Beginning of the End of the Line
The start of training camp is an exciting day for a lot of reasons. The long off-season is finally and officially over. We can actually see something resembling football on our TV's, favorite blogs, and smartphones again. A whole round of pointless speculation ends...only to be followed by an entirely new wave. For some players, training camp is the start of a huge new phase of their life, either as an extension of college stardom or as a chance to prove they should have been stars all along. But for others, a different phase of life is about to begin: a life without football.
Right now, the Packers roster holds 90 men. Within a few weeks, that number will be cut by almost half, down to 53. Some of those guys will catch on with other teams, but for many, if not most, this is the absolute end of the road.
Think about these names: Micah Johnson. Marc Tyler. Shaky Smithson. Sampson Genus. Jaymes Brooks. Mike McCabe. All of them were in camp with the Packers, but none of them made it past the final roster rundown.
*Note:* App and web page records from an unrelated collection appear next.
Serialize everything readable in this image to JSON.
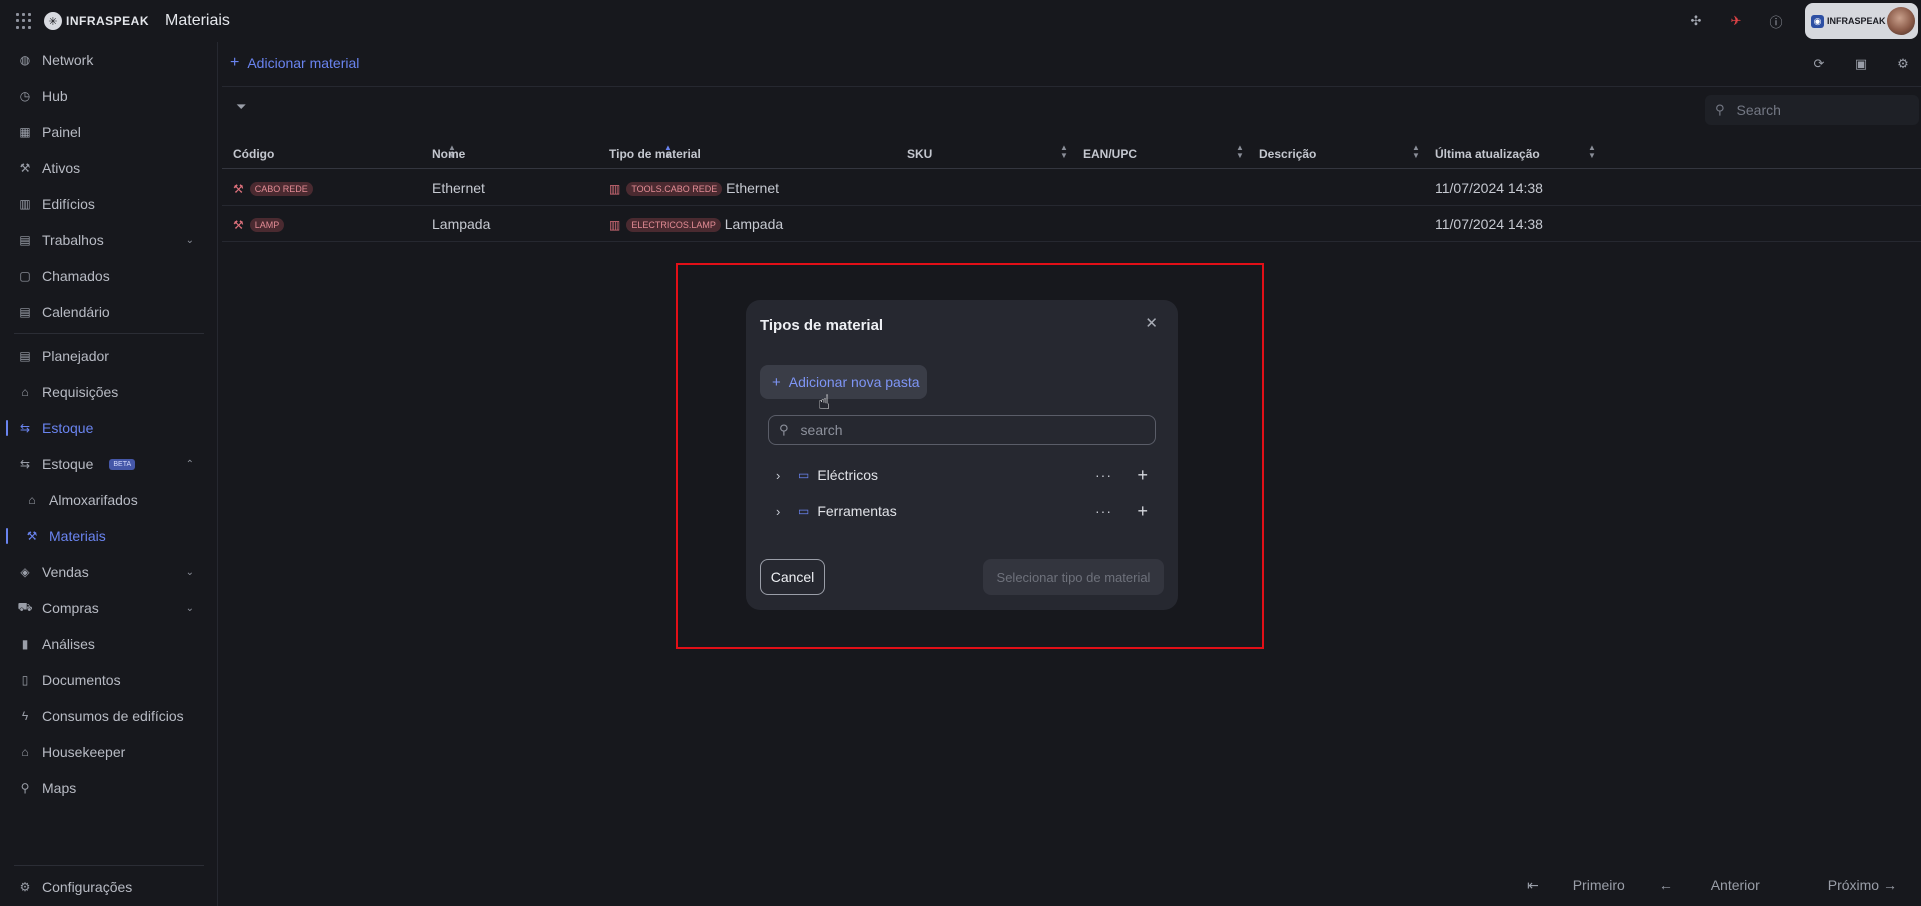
{
  "app": {
    "logo_text": "INFRASPEAK",
    "page_title": "Materiais"
  },
  "account": {
    "logo_text": "INFRASPEAK"
  },
  "sidebar": {
    "items": [
      {
        "label": "Network",
        "icon": "globe-icon"
      },
      {
        "label": "Hub",
        "icon": "clock-icon"
      },
      {
        "label": "Painel",
        "icon": "dashboard-icon"
      },
      {
        "label": "Ativos",
        "icon": "tool-icon"
      },
      {
        "label": "Edifícios",
        "icon": "building-icon"
      },
      {
        "label": "Trabalhos",
        "icon": "calendar-icon"
      },
      {
        "label": "Chamados",
        "icon": "clipboard-icon"
      },
      {
        "label": "Calendário",
        "icon": "calendar-icon"
      },
      {
        "label": "Planejador",
        "icon": "calendar-icon"
      },
      {
        "label": "Requisições",
        "icon": "bell-icon"
      },
      {
        "label": "Estoque",
        "icon": "stock-icon"
      },
      {
        "label": "Estoque",
        "icon": "stock-icon",
        "badge": "BETA"
      },
      {
        "label": "Almoxarifados",
        "icon": "warehouse-icon"
      },
      {
        "label": "Materiais",
        "icon": "wrench-icon"
      },
      {
        "label": "Vendas",
        "icon": "tag-icon"
      },
      {
        "label": "Compras",
        "icon": "cart-icon"
      },
      {
        "label": "Análises",
        "icon": "chart-icon"
      },
      {
        "label": "Documentos",
        "icon": "document-icon"
      },
      {
        "label": "Consumos de edifícios",
        "icon": "bolt-icon"
      },
      {
        "label": "Housekeeper",
        "icon": "house-icon"
      },
      {
        "label": "Maps",
        "icon": "pin-icon"
      }
    ],
    "settings_label": "Configurações"
  },
  "toolbar": {
    "add_material_label": "Adicionar material"
  },
  "table": {
    "search_placeholder": "Search",
    "columns": [
      "Código",
      "Nome",
      "Tipo de material",
      "SKU",
      "EAN/UPC",
      "Descrição",
      "Última atualização"
    ],
    "rows": [
      {
        "code": "CABO REDE",
        "name": "Ethernet",
        "type_code": "TOOLS.CABO REDE",
        "type_name": "Ethernet",
        "sku": "",
        "ean": "",
        "description": "",
        "updated": "11/07/2024 14:38"
      },
      {
        "code": "LAMP",
        "name": "Lampada",
        "type_code": "ELECTRICOS.LAMP",
        "type_name": "Lampada",
        "sku": "",
        "ean": "",
        "description": "",
        "updated": "11/07/2024 14:38"
      }
    ]
  },
  "pagination": {
    "first": "Primeiro",
    "prev": "Anterior",
    "next": "Próximo"
  },
  "modal": {
    "title": "Tipos de material",
    "add_folder_label": "Adicionar nova pasta",
    "search_placeholder": "search",
    "folders": [
      {
        "name": "Eléctricos"
      },
      {
        "name": "Ferramentas"
      }
    ],
    "cancel_label": "Cancel",
    "select_label": "Selecionar tipo de material"
  },
  "colors": {
    "accent": "#6a84f0",
    "highlight": "#e20f17",
    "pill_bg": "#4a2a30",
    "pill_text": "#e38c95"
  }
}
If you do a little digging, you'll see some of them caught on briefly with other teams in the NFL or CFL, but none of them stuck around for real long.
For them, the end of training camp was the end of a career. More than that, it was the end of a dream. Think about how much time and effort it takes to become the kind of player that gets invited to an NFL training camp. Think about suddenly being told that all that time and effort didn't matter any more because you'd been proven definitively not good enough to make it in the NFL.
Watching football during training camp, or even during the regular season, it can be difficult to remember that each of the men on the field is a human being. No, not all of them are good human beings. But all of them worked hard to be there. And they at least deserve our respect for the work they've put in.
If you find yourself tempted, then, to write off a rookie or someone on the back end of their career who clearly won't make the team, try to remember that not everybody has to endure their dream being killed in front of bleachers full of fans. Yes, it's true that they chose this life. But that doesn't mean the pain when the dream comes to an end isn't any less real.